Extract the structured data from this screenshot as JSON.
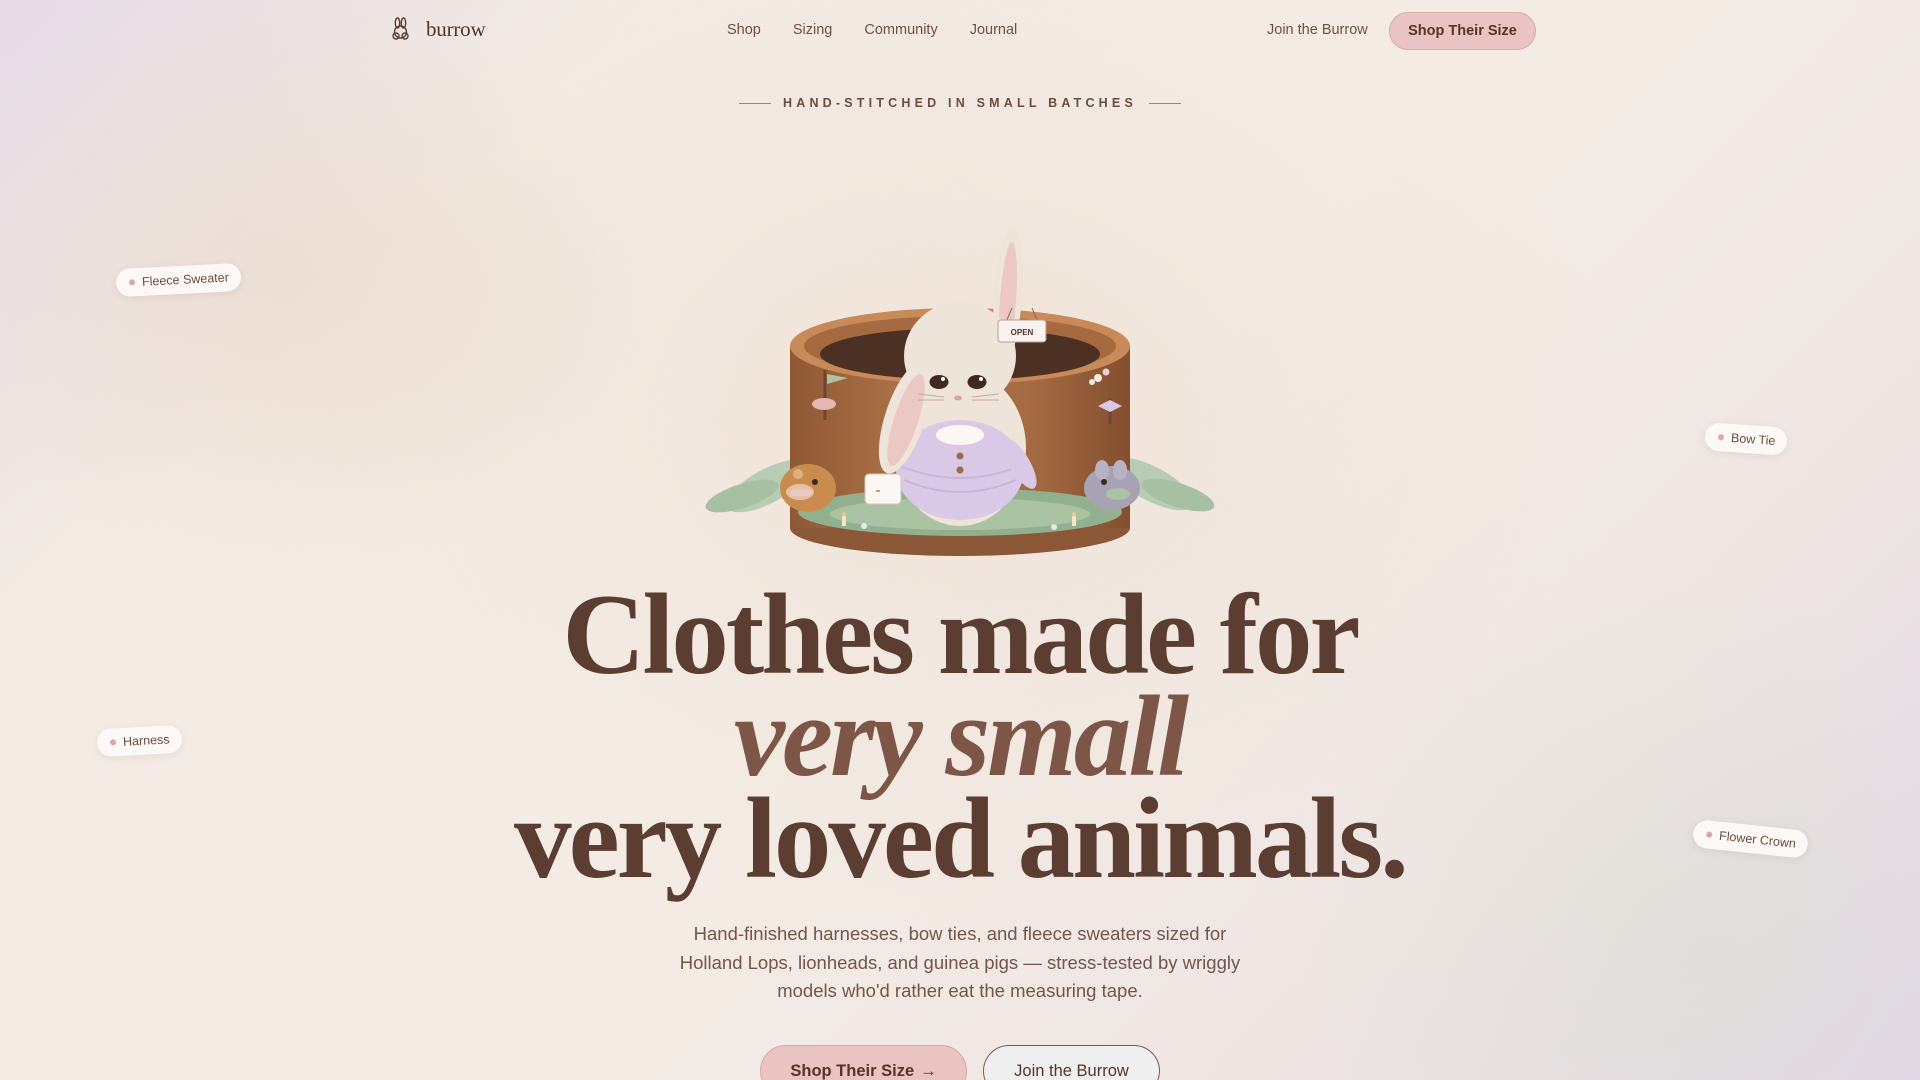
{
  "brand": {
    "name": "burrow",
    "logo_icon": "bunny-logo-icon"
  },
  "nav": {
    "links": [
      "Shop",
      "Sizing",
      "Community",
      "Journal"
    ],
    "join_label": "Join the Burrow",
    "cta_label": "Shop Their Size"
  },
  "hero": {
    "eyebrow": "HAND-STITCHED IN SMALL BATCHES",
    "sign_text": "OPEN",
    "headline_line1": "Clothes made for",
    "headline_line2": "very small",
    "headline_line3": "very loved animals.",
    "subtitle": "Hand-finished harnesses, bow ties, and fleece sweaters sized for Holland Lops, lionheads, and guinea pigs — stress-tested by wriggly models who'd rather eat the measuring tape.",
    "primary_cta": "Shop Their Size",
    "primary_cta_arrow": "→",
    "secondary_cta": "Join the Burrow"
  },
  "floating_tags": {
    "fleece": "Fleece Sweater",
    "bowtie": "Bow Tie",
    "harness": "Harness",
    "flower": "Flower Crown"
  },
  "colors": {
    "accent_pink": "#eac3c3",
    "text_brown": "#5b3d31",
    "lavender": "#d9c9e6",
    "basket": "#a96e47"
  }
}
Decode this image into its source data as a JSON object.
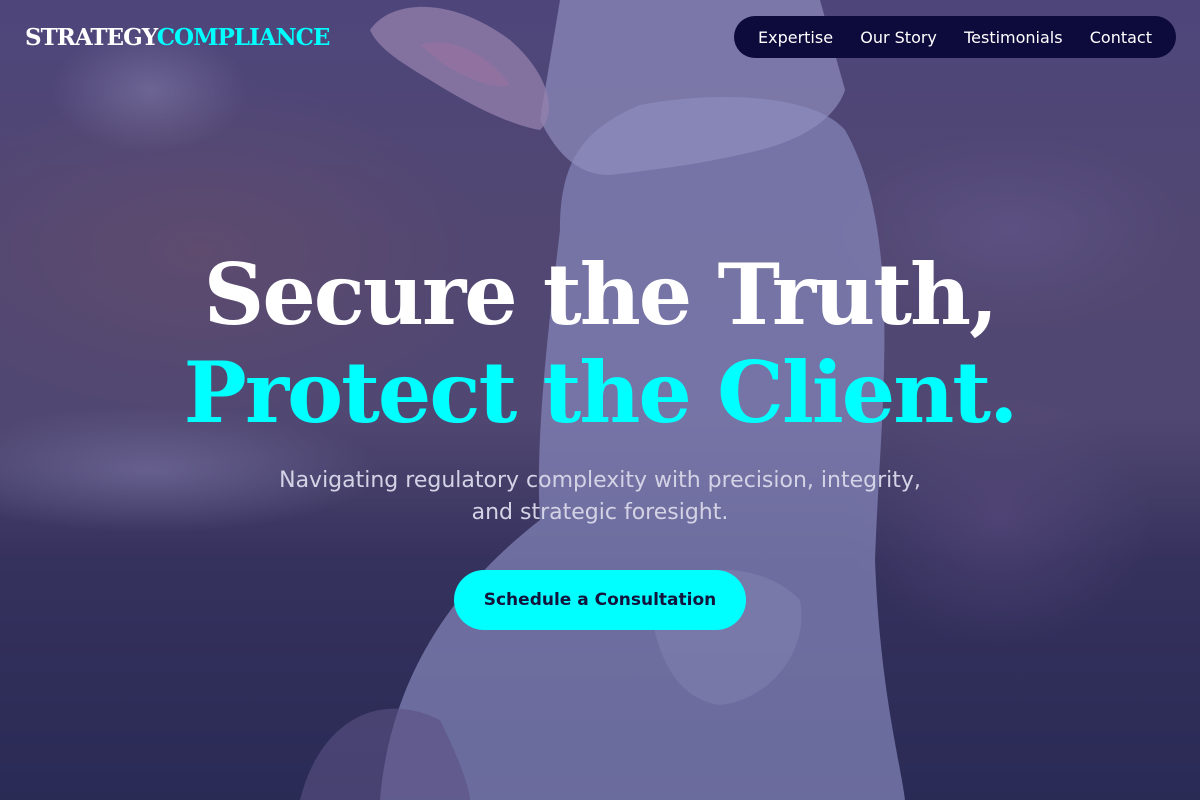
{
  "header": {
    "logo_part1": "STRATEGY",
    "logo_part2": "COMPLIANCE",
    "nav": [
      {
        "label": "Expertise"
      },
      {
        "label": "Our Story"
      },
      {
        "label": "Testimonials"
      },
      {
        "label": "Contact"
      }
    ]
  },
  "hero": {
    "headline_line1": "Secure the Truth,",
    "headline_line2": "Protect the Client.",
    "subheadline": "Navigating regulatory complexity with precision, integrity, and strategic foresight.",
    "cta_label": "Schedule a Consultation"
  },
  "colors": {
    "accent": "#00ffff",
    "nav_background": "#0d0a3c",
    "overlay": "#302e78"
  },
  "background_image": "puppy-photo"
}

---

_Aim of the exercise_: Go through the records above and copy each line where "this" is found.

_Your solution_:
Extract the structured data from this screenshot as JSON.
Decode this image into its source data as a JSON object.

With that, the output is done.